From the piece by Alberto Di Minin, Valentina Cucino and Nicola Del Sarto on Sole 24 ore Nova, here is a recap of the experiences they wanted to convey about TSD 2020.

The spotlights of the online event have gone out but the path is more alive than ever. The numbers show that this year approximately 1,600 participants attended the event organized by Netval with Politecnico di Torino and the Italian Patent and Trademark Office (UIBM) of MISE, of which 335 were opinion leaders and investors, as well as 42,000 online views . The numbers are important, even so better when the quality and content of the event  of were also great. The TSD made it possible to present over 500 biomedical technologies patented by 80 universities, Italian research centres and IRCCS (Scientific Hospitalization and Care Institutes) and gave the possibility of highlighting 86 upcoming innovations authored by 33 universities and research institutes whose content was viewed approximately 7,000 times.

From the 3 days in mid-November, key elements for the successful world of technology transfer emerged:

  1. Simplicity : necessary and effective to transmit knowledge. Indeed, the Knowledge Share platform makes available the best that the third mission of public research has to offer and connects research groups and companies in order to enhance their results. Every single technology is presented in a concise manner so as to make it accessible to everyone, especially SMEs. “Equipping and animating a patent showcase is by no means trivial, especially if the contributors are 80 institutions including research centres, universities and IRCCS, 1300 patents on the platform and 1050 translated into usable language and published in two languages, 857 innovative users ( primarily companies but also individuals) who have registered on the platform, with a total of 80 contacts conveyed by the platform. The simplicity of Knowledge Share is therefore an important result, far from obvious “.

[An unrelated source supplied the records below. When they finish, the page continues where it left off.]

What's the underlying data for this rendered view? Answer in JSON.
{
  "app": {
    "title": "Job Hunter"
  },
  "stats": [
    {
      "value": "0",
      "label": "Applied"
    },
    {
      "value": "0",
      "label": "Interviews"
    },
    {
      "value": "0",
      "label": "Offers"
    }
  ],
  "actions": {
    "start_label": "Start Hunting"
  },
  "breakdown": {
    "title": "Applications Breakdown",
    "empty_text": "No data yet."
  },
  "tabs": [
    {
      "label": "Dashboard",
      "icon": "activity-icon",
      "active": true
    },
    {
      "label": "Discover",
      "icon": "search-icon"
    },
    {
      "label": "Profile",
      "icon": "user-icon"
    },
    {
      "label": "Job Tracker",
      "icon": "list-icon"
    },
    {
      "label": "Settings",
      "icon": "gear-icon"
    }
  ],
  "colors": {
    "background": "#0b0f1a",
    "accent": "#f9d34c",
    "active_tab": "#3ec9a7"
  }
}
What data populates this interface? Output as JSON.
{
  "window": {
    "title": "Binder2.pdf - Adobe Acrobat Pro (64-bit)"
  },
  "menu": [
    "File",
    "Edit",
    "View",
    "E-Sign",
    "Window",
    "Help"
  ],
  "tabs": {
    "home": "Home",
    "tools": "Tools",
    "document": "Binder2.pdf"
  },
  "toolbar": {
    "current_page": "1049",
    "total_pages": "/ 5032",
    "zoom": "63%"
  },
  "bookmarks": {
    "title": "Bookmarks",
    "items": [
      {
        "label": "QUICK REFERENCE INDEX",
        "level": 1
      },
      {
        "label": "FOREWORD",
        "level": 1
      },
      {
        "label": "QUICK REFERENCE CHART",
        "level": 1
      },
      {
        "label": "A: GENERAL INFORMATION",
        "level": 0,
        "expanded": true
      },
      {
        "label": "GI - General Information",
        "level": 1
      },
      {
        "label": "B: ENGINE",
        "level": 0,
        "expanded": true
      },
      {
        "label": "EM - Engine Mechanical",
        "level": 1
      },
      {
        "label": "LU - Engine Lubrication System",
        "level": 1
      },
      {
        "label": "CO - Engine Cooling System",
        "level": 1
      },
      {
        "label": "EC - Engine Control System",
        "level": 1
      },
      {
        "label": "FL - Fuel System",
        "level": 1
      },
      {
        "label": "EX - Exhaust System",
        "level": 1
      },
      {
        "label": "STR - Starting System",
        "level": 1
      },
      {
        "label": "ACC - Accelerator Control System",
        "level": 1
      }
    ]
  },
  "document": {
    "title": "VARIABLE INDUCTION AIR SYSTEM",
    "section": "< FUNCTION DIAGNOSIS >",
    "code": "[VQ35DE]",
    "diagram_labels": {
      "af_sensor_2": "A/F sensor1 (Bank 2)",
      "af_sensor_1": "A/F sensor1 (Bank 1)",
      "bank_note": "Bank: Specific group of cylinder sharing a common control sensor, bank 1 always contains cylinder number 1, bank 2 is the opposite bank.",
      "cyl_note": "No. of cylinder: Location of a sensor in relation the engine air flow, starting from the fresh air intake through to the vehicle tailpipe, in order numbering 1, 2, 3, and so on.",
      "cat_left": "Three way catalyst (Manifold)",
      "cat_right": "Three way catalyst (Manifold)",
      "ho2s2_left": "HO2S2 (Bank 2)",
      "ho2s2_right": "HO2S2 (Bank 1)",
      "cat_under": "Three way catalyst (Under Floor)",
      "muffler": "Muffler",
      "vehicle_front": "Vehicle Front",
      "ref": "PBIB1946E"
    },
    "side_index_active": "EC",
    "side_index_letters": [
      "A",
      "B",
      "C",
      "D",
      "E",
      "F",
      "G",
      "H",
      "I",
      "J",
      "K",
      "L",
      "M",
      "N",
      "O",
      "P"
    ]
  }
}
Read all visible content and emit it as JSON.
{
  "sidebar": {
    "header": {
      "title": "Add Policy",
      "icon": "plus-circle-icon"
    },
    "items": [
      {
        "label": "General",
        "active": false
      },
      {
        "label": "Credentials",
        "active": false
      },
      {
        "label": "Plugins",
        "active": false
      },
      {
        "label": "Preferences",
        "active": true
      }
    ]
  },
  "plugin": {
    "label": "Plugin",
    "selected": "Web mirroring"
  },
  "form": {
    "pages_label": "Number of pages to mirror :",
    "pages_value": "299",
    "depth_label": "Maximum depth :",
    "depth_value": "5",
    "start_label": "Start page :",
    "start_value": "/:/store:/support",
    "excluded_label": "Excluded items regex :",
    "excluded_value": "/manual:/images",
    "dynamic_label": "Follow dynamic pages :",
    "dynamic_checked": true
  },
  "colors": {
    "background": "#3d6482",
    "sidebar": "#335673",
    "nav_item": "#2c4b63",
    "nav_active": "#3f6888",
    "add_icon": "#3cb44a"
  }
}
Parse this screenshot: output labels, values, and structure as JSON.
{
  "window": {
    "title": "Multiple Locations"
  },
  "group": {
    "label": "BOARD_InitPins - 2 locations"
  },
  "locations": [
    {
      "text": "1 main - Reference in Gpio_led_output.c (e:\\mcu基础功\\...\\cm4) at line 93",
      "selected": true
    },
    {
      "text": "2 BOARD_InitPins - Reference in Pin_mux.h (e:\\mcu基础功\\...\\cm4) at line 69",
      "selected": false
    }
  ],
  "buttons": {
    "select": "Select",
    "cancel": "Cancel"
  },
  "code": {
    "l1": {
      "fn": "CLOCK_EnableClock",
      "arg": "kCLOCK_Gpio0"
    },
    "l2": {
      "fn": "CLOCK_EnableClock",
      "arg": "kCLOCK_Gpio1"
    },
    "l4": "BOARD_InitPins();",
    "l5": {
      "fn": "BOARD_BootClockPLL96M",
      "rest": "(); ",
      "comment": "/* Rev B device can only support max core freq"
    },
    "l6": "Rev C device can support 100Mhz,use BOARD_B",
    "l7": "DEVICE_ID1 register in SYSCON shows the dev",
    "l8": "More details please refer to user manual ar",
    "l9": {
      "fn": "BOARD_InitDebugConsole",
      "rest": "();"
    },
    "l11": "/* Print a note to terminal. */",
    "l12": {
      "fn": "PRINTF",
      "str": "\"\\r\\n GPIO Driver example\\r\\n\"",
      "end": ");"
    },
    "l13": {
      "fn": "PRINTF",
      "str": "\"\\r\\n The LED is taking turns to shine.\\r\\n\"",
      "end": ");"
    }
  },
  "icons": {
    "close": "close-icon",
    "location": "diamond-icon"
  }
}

  1. Training: to provide the necessary skills to technology transfer (TT) professionals, those who must work effectively in the exchange of knowledge to advance innovative ideas. Although there is no national definition and certification, this profession is traceable to the Registered Technology Transfer Professionals (RTTP). The Italian context is gradually opening up to RTTP procedures, and this is undoubtedly good news, an important novelty that will allow the recognition of TT managers who have sufficient experience to add significant value on the basis of a peer reviewed track record.


  1. Attracting talent: in fact, in addition to the production of knowledge, public research must pay attention to the transfer of people. A central function in particular for SMEs, often struggling with constantly evolving contexts, with high levels of innovation and increasingly fierce competition. The production of new knowledge is not only the result of years of academic training, but also derives from the combination of skills that can cross paths in applied and collaborative research between universities and companies.

In this mix of three ingredients there is the success of Knowledge Share, the DNA of Netval and the motivation to follow this path that leads to combine public research with private enterprise still with renewed passion and competence.

Original Article: Il Sole 24 Ore – Nòva